There’s a good chance that your family has some kind of tradition when it comes to the movies you watch around the holidays. It might be children’s classics, like Charlie Brown or How the Grinch Stole Christmas.
It might be modern favorites like Christmas Vacation or A Christmas Story, or maybe you just love marathoning every Hallmark Christmas movie they can throw at you in the span of two months.
If you’re like my family, you enjoy mixing in an oldie or two, like White Christmas, Holiday Inn, Meet Me in St. Louis, and yes, It’s a Wonderful Life.
The story of George Bailey’s descent into despair and subsequent triumph over the certainty that everyone would be better off without him has become a tradition for many, and I don’t know about you, but that heartwarming ending gets me every single time.
It’s a little surprising to learn, then, that audiences originally panned the film so hard that it was considered a complete box office flop – this despite Academy Award magnet Frank Capra at the helm and America’s beloved everyman, James Stewart, in the starring role.
None of that mattered to audiences in 1946, and the flop was so bad that it killed Liberty Films, Capra’s production company.
Frank Capra had made a name for himself in the 1930s with hits like It Happened One Night and Mr. Smith Goes to Washington. He took a break during the war to produce propaganda films for the government, but in 1946 he was ready to jump back into producing films about the thing he loved most – freedom.
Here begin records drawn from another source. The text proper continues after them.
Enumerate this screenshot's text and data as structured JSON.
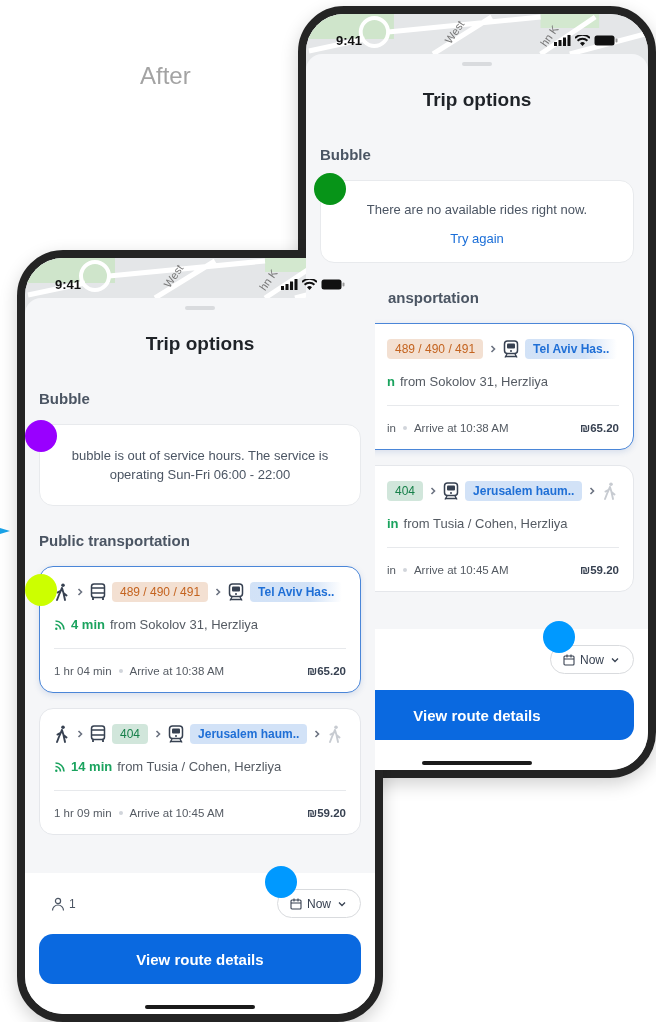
{
  "heading": "After",
  "phones": [
    {
      "time": "9:41",
      "map_labels": [
        "West",
        "hn K"
      ],
      "title": "Trip options",
      "bubble_title": "Bubble",
      "notice": {
        "kind": "unavailable",
        "message": "There are no available rides right now.",
        "action": "Try again"
      },
      "transport_title": "ansportation",
      "covered": true,
      "options": [
        {
          "selected": true,
          "legs": [
            {
              "kind": "line",
              "label": "489 / 490 / 491",
              "color": "#c4631f",
              "faded": false
            },
            {
              "kind": "train",
              "label": "Tel Aviv Has..",
              "color": "#1f6fd6",
              "faded": true
            }
          ],
          "wait": "n",
          "from": "from Sokolov 31, Herzliya",
          "duration": "in",
          "arrival": "Arrive at 10:38 AM",
          "price": "₪65.20"
        },
        {
          "selected": false,
          "legs": [
            {
              "kind": "line",
              "label": "404",
              "color": "#17804a",
              "faded": false
            },
            {
              "kind": "train",
              "label": "Jerusalem haum..",
              "color": "#1f6fd6",
              "faded": false
            },
            {
              "kind": "walk",
              "faded": true
            }
          ],
          "wait": "in",
          "from": "from Tusia / Cohen, Herzliya",
          "duration": "in",
          "arrival": "Arrive at 10:45 AM",
          "price": "₪59.20"
        }
      ],
      "when": "Now",
      "button": "View route details"
    },
    {
      "time": "9:41",
      "map_labels": [
        "West",
        "hn K"
      ],
      "title": "Trip options",
      "bubble_title": "Bubble",
      "notice": {
        "kind": "out_of_hours",
        "message": "bubble is out of service hours. The service is operating Sun-Fri 06:00 - 22:00"
      },
      "transport_title": "Public transportation",
      "covered": false,
      "options": [
        {
          "selected": true,
          "legs": [
            {
              "kind": "walk",
              "faded": false
            },
            {
              "kind": "bus",
              "label": "489 / 490 / 491",
              "color": "#c4631f",
              "faded": false
            },
            {
              "kind": "train",
              "label": "Tel Aviv Has..",
              "color": "#1f6fd6",
              "faded": true
            }
          ],
          "wait": "4 min",
          "from": "from Sokolov 31, Herzliya",
          "duration": "1 hr 04 min",
          "arrival": "Arrive at 10:38 AM",
          "price": "₪65.20"
        },
        {
          "selected": false,
          "legs": [
            {
              "kind": "walk",
              "faded": false
            },
            {
              "kind": "bus",
              "label": "404",
              "color": "#17804a",
              "faded": false
            },
            {
              "kind": "train",
              "label": "Jerusalem haum..",
              "color": "#1f6fd6",
              "faded": false
            },
            {
              "kind": "walk",
              "faded": true
            }
          ],
          "wait": "14 min",
          "from": "from Tusia / Cohen, Herzliya",
          "duration": "1 hr 09 min",
          "arrival": "Arrive at 10:45 AM",
          "price": "₪59.20"
        }
      ],
      "passengers": "1",
      "when": "Now",
      "button": "View route details"
    }
  ],
  "markers": [
    {
      "color": "#079418"
    },
    {
      "color": "#0099ff"
    },
    {
      "color": "#9900ff"
    },
    {
      "color": "#ccff00"
    },
    {
      "color": "#0099ff"
    }
  ]
}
Liberty Films was born, and they decided their first film would be an adaptation of a short story titled The Greatest Gift (alternate title: The Man Who Was Never Born).
It was, of course, It’s a Wonderful Life, and with a $2 million budget, it was a huge risk.
The production process was fraught with drama. There were script rewrites, a bloated shooting schedule, and they have trouble keeping crew, all of which meant most of the budget was gone before filming even wrapped.
It’s a Wonderful Life released just after The Best Years of Our Lives, and it soon became clear that audiences and critics alike preferred the hard-hitting drama of the latter to the message of hope and the worth of simple values espoused by Capra and Co.
The Best Years of Our Lives won awards, it won the box office, and everyone forgot It’s a Wonderful Life ever existed. Capra sold his Liberty Films to Paramount and he only directed 5 more films in his career (none of which achieved what his pre-war movies did).
In 1974, though, a clerical error resurrected It’s a Wonderful Life from certain death on a dusty shelf.
The woman who owned the film’s copyright forgot to file for a renewal, and the movie entered public domain. Any television station could air the movie as often as they liked without paying a cent – and as you may have realized, networks aren’t shy about roping in viewers with – to quote Mr. Potter – “sentimental hogwash.”
People who were experiencing life after WWII wanted nothing to do with the sweet nostalgia of the film, but it turns out that audiences 30 years later had a strange sort of yearning for those days.
The Wall Street Journal spoke with Capra about the film’s revival after it was clear it was going to stick.
“It’s the damnedest thing I’ve ever seen.
The film has a life of its own now and I can look at it like I had nothing to do with it.
I’m like a parent whose kid grows up to be president.
I’m proud…but it’s the kid who did the work. I didn’t even think of it as a Christmas story when I first ran across it. I just liked the idea.”
In 1993, the Supreme Court ruled that Republic Pictures, the film’s original copyright owner, could regain ownership of the movie. What that means is that now NBC is the only one who is allowed to show it, and they manage to show some restraint – they typically air it once or twice during the holidays.
So, there you have it. Proof that you really never can predict success, and there are no bad stories – sometimes you just have to wait 30 or so years to find the right audience.